Task directions: Repeat each record exactly. Any picture gets left out.

* * * * * * * * *

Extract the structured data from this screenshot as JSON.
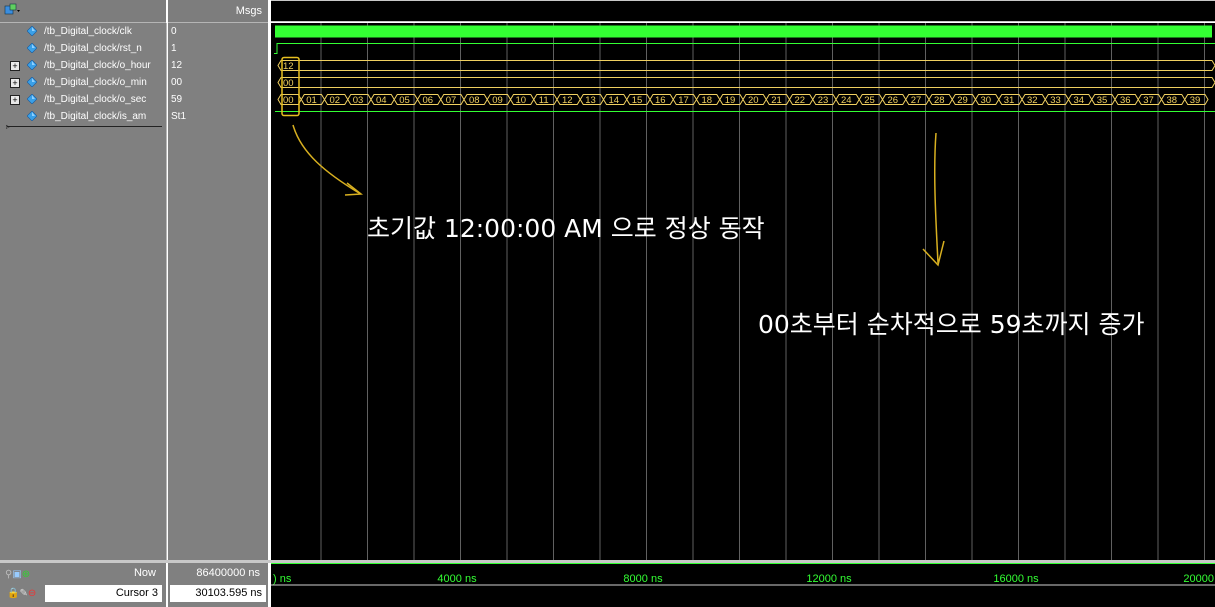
{
  "header": {
    "values_title": "Msgs"
  },
  "signals": [
    {
      "name": "/tb_Digital_clock/clk",
      "value": "0",
      "expandable": false
    },
    {
      "name": "/tb_Digital_clock/rst_n",
      "value": "1",
      "expandable": false
    },
    {
      "name": "/tb_Digital_clock/o_hour",
      "value": "12",
      "expandable": true
    },
    {
      "name": "/tb_Digital_clock/o_min",
      "value": "00",
      "expandable": true
    },
    {
      "name": "/tb_Digital_clock/o_sec",
      "value": "59",
      "expandable": true
    },
    {
      "name": "/tb_Digital_clock/is_am",
      "value": "St1",
      "expandable": false
    }
  ],
  "wave": {
    "hour_value": "12",
    "min_value": "00",
    "sec_values": [
      "00",
      "01",
      "02",
      "03",
      "04",
      "05",
      "06",
      "07",
      "08",
      "09",
      "10",
      "11",
      "12",
      "13",
      "14",
      "15",
      "16",
      "17",
      "18",
      "19",
      "20",
      "21",
      "22",
      "23",
      "24",
      "25",
      "26",
      "27",
      "28",
      "29",
      "30",
      "31",
      "32",
      "33",
      "34",
      "35",
      "36",
      "37",
      "38",
      "39"
    ],
    "colors": {
      "clk": "#33ff33",
      "bus": "#f0d060",
      "grid": "#ffffff",
      "timeline": "#33ff33"
    }
  },
  "annotations": {
    "note1": "초기값 12:00:00 AM 으로 정상 동작",
    "note2": "00초부터 순차적으로 59초까지 증가"
  },
  "status": {
    "now_label": "Now",
    "now_value": "86400000 ns",
    "cursor_label": "Cursor 3",
    "cursor_value": "30103.595 ns"
  },
  "timeline": {
    "ticks": [
      ") ns",
      "4000 ns",
      "8000 ns",
      "12000 ns",
      "16000 ns",
      "20000"
    ]
  }
}
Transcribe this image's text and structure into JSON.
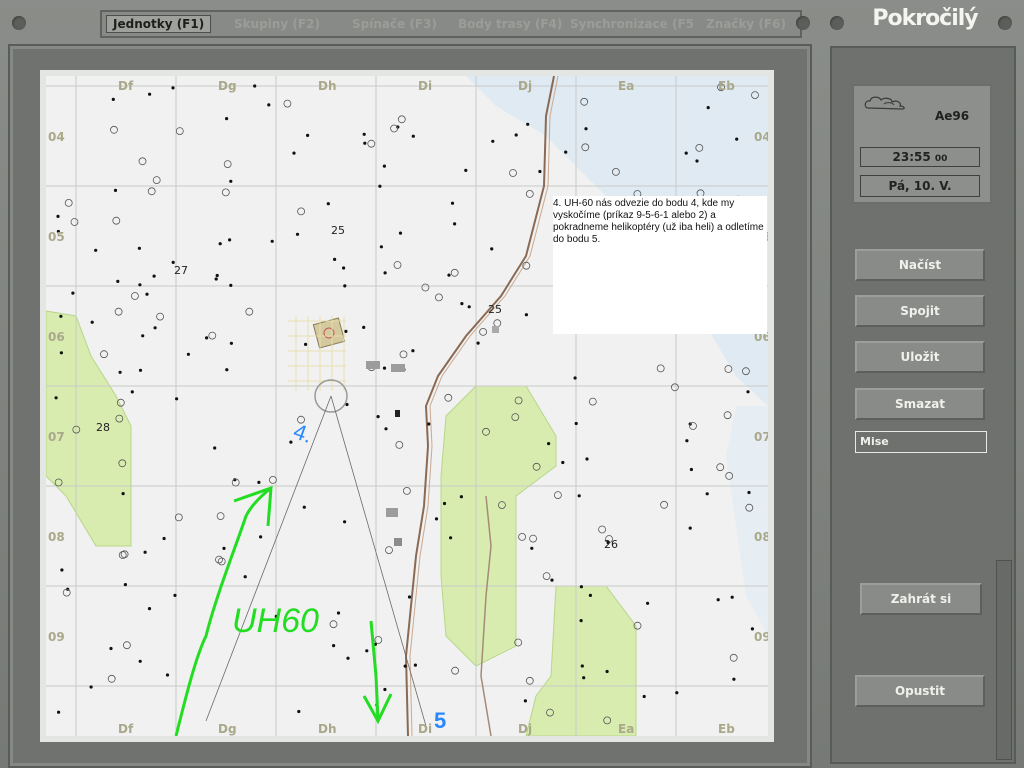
{
  "tabs": [
    {
      "label": "Jednotky  (F1)",
      "active": true
    },
    {
      "label": "Skupiny  (F2)",
      "active": false
    },
    {
      "label": "Spínače  (F3)",
      "active": false
    },
    {
      "label": "Body  trasy  (F4)",
      "active": false
    },
    {
      "label": "Synchronizace  (F5",
      "active": false
    },
    {
      "label": "Značky  (F6)",
      "active": false
    }
  ],
  "difficulty_title": "Pokročilý",
  "player_name": "Ae96",
  "time": "23:55",
  "time_seconds": "00",
  "date": "Pá,  10.  V.",
  "buttons": {
    "load": "Načíst",
    "merge": "Spojit",
    "save": "Uložit",
    "delete": "Smazat",
    "play": "Zahrát  si",
    "quit": "Opustit"
  },
  "mission_label": "Mise",
  "weather_icon": "cloud-icon",
  "map": {
    "col_labels": [
      "Df",
      "Dg",
      "Dh",
      "Di",
      "Dj",
      "Ea",
      "Eb"
    ],
    "row_labels": [
      "04",
      "05",
      "06",
      "07",
      "08",
      "09"
    ],
    "elevations": [
      "25",
      "27",
      "25",
      "28",
      "26"
    ],
    "note": "4. UH-60 nás odvezie do bodu 4, kde my vyskočíme (príkaz 9-5-6-1 alebo 2) a pokradneme helikoptéry (už iba heli) a odletíme do bodu 5.",
    "drawings": {
      "uh60": "UH60",
      "waypoint4": "4.",
      "waypoint5": "5"
    },
    "colors": {
      "forest": "#d8ecb0",
      "water": "#dfeaf2",
      "road": "#8a6a55",
      "drawing_green": "#22dd22",
      "drawing_blue": "#2a88ff"
    }
  }
}
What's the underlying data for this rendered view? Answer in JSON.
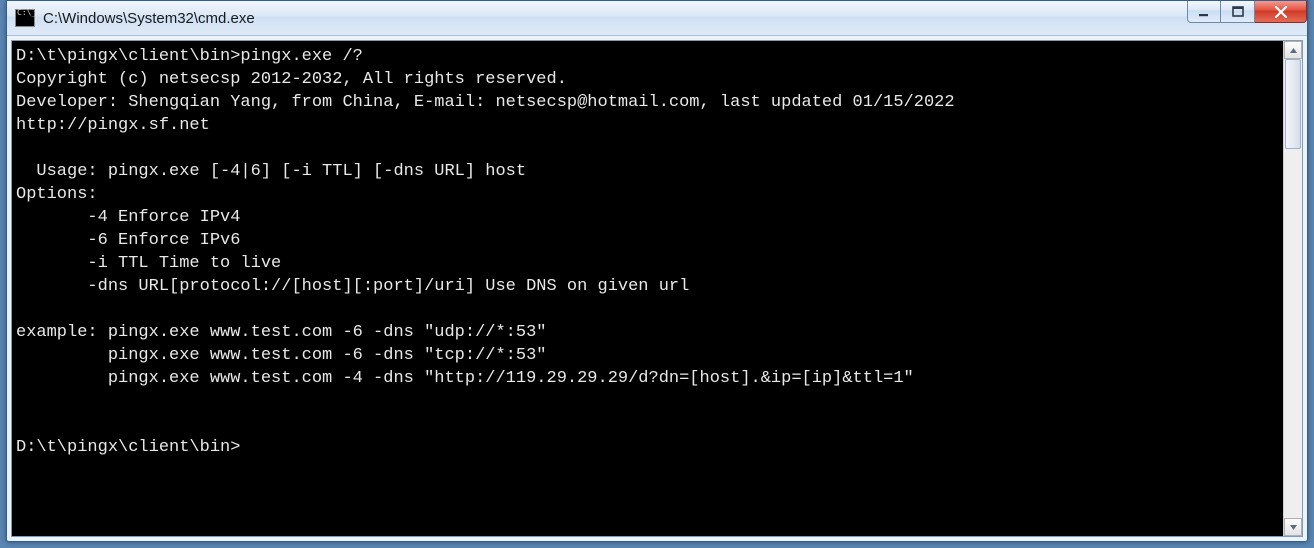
{
  "window": {
    "title": "C:\\Windows\\System32\\cmd.exe"
  },
  "console": {
    "lines": [
      "D:\\t\\pingx\\client\\bin>pingx.exe /?",
      "Copyright (c) netsecsp 2012-2032, All rights reserved.",
      "Developer: Shengqian Yang, from China, E-mail: netsecsp@hotmail.com, last updated 01/15/2022",
      "http://pingx.sf.net",
      "",
      "  Usage: pingx.exe [-4|6] [-i TTL] [-dns URL] host",
      "Options:",
      "       -4 Enforce IPv4",
      "       -6 Enforce IPv6",
      "       -i TTL Time to live",
      "       -dns URL[protocol://[host][:port]/uri] Use DNS on given url",
      "",
      "example: pingx.exe www.test.com -6 -dns \"udp://*:53\"",
      "         pingx.exe www.test.com -6 -dns \"tcp://*:53\"",
      "         pingx.exe www.test.com -4 -dns \"http://119.29.29.29/d?dn=[host].&ip=[ip]&ttl=1\"",
      "",
      "",
      "D:\\t\\pingx\\client\\bin>"
    ]
  }
}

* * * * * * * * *

Final answer:
Extract the structured data from this screenshot as JSON.
{
  "header": {
    "values_title": "Msgs"
  },
  "signals": [
    {
      "name": "/tb_Digital_clock/clk",
      "value": "0",
      "expandable": false
    },
    {
      "name": "/tb_Digital_clock/rst_n",
      "value": "1",
      "expandable": false
    },
    {
      "name": "/tb_Digital_clock/o_hour",
      "value": "12",
      "expandable": true
    },
    {
      "name": "/tb_Digital_clock/o_min",
      "value": "00",
      "expandable": true
    },
    {
      "name": "/tb_Digital_clock/o_sec",
      "value": "59",
      "expandable": true
    },
    {
      "name": "/tb_Digital_clock/is_am",
      "value": "St1",
      "expandable": false
    }
  ],
  "wave": {
    "hour_value": "12",
    "min_value": "00",
    "sec_values": [
      "00",
      "01",
      "02",
      "03",
      "04",
      "05",
      "06",
      "07",
      "08",
      "09",
      "10",
      "11",
      "12",
      "13",
      "14",
      "15",
      "16",
      "17",
      "18",
      "19",
      "20",
      "21",
      "22",
      "23",
      "24",
      "25",
      "26",
      "27",
      "28",
      "29",
      "30",
      "31",
      "32",
      "33",
      "34",
      "35",
      "36",
      "37",
      "38",
      "39"
    ],
    "colors": {
      "clk": "#33ff33",
      "bus": "#f0d060",
      "grid": "#ffffff",
      "timeline": "#33ff33"
    }
  },
  "annotations": {
    "note1": "초기값 12:00:00 AM 으로 정상 동작",
    "note2": "00초부터 순차적으로 59초까지 증가"
  },
  "status": {
    "now_label": "Now",
    "now_value": "86400000 ns",
    "cursor_label": "Cursor 3",
    "cursor_value": "30103.595 ns"
  },
  "timeline": {
    "ticks": [
      ") ns",
      "4000 ns",
      "8000 ns",
      "12000 ns",
      "16000 ns",
      "20000"
    ]
  }
}
Transcribe this image's text and structure into JSON.
{
  "tabs": [
    {
      "label": "Jednotky  (F1)",
      "active": true
    },
    {
      "label": "Skupiny  (F2)",
      "active": false
    },
    {
      "label": "Spínače  (F3)",
      "active": false
    },
    {
      "label": "Body  trasy  (F4)",
      "active": false
    },
    {
      "label": "Synchronizace  (F5",
      "active": false
    },
    {
      "label": "Značky  (F6)",
      "active": false
    }
  ],
  "difficulty_title": "Pokročilý",
  "player_name": "Ae96",
  "time": "23:55",
  "time_seconds": "00",
  "date": "Pá,  10.  V.",
  "buttons": {
    "load": "Načíst",
    "merge": "Spojit",
    "save": "Uložit",
    "delete": "Smazat",
    "play": "Zahrát  si",
    "quit": "Opustit"
  },
  "mission_label": "Mise",
  "weather_icon": "cloud-icon",
  "map": {
    "col_labels": [
      "Df",
      "Dg",
      "Dh",
      "Di",
      "Dj",
      "Ea",
      "Eb"
    ],
    "row_labels": [
      "04",
      "05",
      "06",
      "07",
      "08",
      "09"
    ],
    "elevations": [
      "25",
      "27",
      "25",
      "28",
      "26"
    ],
    "note": "4. UH-60 nás odvezie do bodu 4, kde my vyskočíme (príkaz 9-5-6-1 alebo 2) a pokradneme helikoptéry (už iba heli) a odletíme do bodu 5.",
    "drawings": {
      "uh60": "UH60",
      "waypoint4": "4.",
      "waypoint5": "5"
    },
    "colors": {
      "forest": "#d8ecb0",
      "water": "#dfeaf2",
      "road": "#8a6a55",
      "drawing_green": "#22dd22",
      "drawing_blue": "#2a88ff"
    }
  }
}
What's the underlying data for this rendered view? Answer in JSON.
{
  "window": {
    "title": "C:\\Windows\\System32\\cmd.exe"
  },
  "console": {
    "lines": [
      "D:\\t\\pingx\\client\\bin>pingx.exe /?",
      "Copyright (c) netsecsp 2012-2032, All rights reserved.",
      "Developer: Shengqian Yang, from China, E-mail: netsecsp@hotmail.com, last updated 01/15/2022",
      "http://pingx.sf.net",
      "",
      "  Usage: pingx.exe [-4|6] [-i TTL] [-dns URL] host",
      "Options:",
      "       -4 Enforce IPv4",
      "       -6 Enforce IPv6",
      "       -i TTL Time to live",
      "       -dns URL[protocol://[host][:port]/uri] Use DNS on given url",
      "",
      "example: pingx.exe www.test.com -6 -dns \"udp://*:53\"",
      "         pingx.exe www.test.com -6 -dns \"tcp://*:53\"",
      "         pingx.exe www.test.com -4 -dns \"http://119.29.29.29/d?dn=[host].&ip=[ip]&ttl=1\"",
      "",
      "",
      "D:\\t\\pingx\\client\\bin>"
    ]
  }
}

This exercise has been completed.